There are some models that go on to make a little bit of a career out of being a clothes horse. But most say that’s the last thing on their minds. Brittany McNeal, a psychology major, joined the club not so much for the modeling experience – she’d been modeling for years – but for the social development it provides.
“You build social skills, multitasking skills, networking, leadership,” she says. “It’s a club at the end of the day, not like an agency where you’re going to get jobs.”
Well, yes, Opulent Image Models is a club, even doing community service projects with organizations such as Camillus House and Habitat for Humanity. But its models also get valuable exposure in professional venues like the Miami Design Expo, Miami Fashion Week and Rip the Runway in New York.
But the models are students first. They look at the experience as a way to leverage their good looks into living a little bit of the fantasy life, while pursuing a game plan in college. Olodun graduated last year with a degree in political science and a minor in public relations. St. John plans to be an international trade lawyer, or perhaps work for the United Nations.
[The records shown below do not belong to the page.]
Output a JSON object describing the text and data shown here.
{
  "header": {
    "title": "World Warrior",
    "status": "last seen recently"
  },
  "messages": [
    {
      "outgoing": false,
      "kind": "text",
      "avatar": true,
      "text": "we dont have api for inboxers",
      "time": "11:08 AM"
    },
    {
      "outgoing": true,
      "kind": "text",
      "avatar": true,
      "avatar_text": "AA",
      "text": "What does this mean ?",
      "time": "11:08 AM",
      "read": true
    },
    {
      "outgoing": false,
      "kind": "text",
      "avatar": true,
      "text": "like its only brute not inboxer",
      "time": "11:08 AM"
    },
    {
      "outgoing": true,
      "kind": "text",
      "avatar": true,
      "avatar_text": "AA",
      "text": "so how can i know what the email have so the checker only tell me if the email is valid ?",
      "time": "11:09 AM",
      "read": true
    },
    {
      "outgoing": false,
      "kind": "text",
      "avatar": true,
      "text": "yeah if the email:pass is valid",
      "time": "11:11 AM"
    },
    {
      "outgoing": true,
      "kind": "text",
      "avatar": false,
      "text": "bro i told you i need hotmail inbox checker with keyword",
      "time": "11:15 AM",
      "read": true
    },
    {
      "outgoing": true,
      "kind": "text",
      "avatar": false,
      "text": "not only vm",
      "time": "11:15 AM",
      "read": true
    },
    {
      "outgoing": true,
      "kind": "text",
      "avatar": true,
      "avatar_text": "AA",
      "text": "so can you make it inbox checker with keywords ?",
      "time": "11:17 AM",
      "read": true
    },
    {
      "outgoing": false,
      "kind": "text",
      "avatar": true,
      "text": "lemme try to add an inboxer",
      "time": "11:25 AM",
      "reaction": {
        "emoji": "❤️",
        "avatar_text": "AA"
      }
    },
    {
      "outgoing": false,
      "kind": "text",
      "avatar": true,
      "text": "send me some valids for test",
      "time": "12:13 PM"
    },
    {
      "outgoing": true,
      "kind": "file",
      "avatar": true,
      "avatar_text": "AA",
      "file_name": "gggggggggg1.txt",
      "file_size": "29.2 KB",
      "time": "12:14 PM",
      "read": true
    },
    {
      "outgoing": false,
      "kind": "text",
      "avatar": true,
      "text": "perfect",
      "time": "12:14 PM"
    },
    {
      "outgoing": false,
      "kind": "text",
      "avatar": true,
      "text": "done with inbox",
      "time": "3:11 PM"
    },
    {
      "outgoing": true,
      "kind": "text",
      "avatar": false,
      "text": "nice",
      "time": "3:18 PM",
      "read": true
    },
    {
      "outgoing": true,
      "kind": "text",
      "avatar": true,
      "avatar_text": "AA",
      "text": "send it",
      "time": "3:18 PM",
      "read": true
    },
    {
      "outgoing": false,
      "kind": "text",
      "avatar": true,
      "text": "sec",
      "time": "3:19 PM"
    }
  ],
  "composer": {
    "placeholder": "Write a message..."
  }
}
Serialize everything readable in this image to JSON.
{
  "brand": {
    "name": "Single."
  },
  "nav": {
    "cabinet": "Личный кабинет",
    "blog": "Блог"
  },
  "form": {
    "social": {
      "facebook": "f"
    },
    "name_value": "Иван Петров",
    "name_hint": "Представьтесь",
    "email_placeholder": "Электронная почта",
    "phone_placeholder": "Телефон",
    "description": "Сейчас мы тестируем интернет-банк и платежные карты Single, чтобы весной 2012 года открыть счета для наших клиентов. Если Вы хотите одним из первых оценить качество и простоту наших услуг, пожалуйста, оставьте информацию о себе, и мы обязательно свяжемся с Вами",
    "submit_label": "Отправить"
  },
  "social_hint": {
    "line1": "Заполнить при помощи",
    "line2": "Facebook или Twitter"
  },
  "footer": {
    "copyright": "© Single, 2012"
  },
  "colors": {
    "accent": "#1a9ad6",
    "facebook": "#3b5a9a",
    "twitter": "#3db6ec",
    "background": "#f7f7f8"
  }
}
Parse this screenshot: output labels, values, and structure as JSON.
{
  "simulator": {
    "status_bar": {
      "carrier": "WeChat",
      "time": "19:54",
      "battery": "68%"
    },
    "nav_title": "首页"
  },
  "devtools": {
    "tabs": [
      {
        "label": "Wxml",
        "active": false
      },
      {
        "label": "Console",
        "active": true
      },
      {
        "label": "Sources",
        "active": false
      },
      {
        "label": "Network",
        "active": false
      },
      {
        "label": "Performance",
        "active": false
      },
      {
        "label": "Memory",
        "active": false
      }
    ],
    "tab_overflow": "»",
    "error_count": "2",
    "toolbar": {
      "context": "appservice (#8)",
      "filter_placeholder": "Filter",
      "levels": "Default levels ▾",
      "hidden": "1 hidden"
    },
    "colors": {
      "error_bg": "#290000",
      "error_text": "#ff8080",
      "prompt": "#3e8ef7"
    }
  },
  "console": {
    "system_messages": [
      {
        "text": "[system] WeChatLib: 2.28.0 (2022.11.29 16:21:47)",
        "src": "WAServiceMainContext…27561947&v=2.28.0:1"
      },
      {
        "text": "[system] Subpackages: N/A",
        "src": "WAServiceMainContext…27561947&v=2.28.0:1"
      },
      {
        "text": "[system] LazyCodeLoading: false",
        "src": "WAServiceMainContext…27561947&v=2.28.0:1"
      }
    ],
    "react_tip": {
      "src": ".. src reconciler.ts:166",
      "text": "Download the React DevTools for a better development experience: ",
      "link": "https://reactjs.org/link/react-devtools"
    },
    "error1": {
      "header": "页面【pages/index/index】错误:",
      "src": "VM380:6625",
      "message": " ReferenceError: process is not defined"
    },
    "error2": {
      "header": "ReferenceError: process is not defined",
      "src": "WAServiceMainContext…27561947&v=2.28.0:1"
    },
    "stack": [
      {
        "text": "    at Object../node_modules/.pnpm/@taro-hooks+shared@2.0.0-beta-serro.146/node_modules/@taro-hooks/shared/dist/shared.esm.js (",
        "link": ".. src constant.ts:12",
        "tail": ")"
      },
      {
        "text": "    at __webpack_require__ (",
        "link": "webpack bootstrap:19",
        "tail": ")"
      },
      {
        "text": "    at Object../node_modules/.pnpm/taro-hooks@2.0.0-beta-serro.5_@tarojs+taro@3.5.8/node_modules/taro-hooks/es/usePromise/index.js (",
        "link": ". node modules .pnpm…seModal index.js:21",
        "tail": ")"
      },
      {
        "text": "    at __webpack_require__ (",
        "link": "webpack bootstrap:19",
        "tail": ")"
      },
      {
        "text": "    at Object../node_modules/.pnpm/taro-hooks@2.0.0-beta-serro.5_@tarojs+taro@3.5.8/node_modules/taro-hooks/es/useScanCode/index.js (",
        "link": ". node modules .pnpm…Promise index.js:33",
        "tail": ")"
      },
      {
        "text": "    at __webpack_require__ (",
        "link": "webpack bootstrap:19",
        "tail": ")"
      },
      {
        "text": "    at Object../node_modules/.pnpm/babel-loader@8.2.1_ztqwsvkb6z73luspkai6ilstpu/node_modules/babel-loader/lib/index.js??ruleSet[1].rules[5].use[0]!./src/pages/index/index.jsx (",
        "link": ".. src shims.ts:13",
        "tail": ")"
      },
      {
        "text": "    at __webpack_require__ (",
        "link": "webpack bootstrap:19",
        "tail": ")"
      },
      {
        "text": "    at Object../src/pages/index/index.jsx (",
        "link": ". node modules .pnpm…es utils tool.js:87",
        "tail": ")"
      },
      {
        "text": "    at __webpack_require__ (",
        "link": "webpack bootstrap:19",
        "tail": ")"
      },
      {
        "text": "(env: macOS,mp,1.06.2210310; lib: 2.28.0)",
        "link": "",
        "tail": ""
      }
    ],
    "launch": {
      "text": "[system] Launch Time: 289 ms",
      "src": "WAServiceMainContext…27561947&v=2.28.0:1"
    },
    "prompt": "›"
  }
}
“People have said to me that doing this has given them the courage to write and ask for internships, to do presentations in class,” Olodun says. “You learn the confidence to try to do something that is important to you.”
That’s what Khristeene Sealey, finance major, hopes will happen when St. John graduates this June. He’s asked her to take over and keep the group going. She’s nervous about it since she’s never managed people. Then again, she wasn’t much of a model when she started, either.
“At first my walk wasn’t on point,” she admits. “It was normal, not a model walk. But I’ve become more confident. This group makes you become that way. It’s a lot of work, but we also have crazy fun.”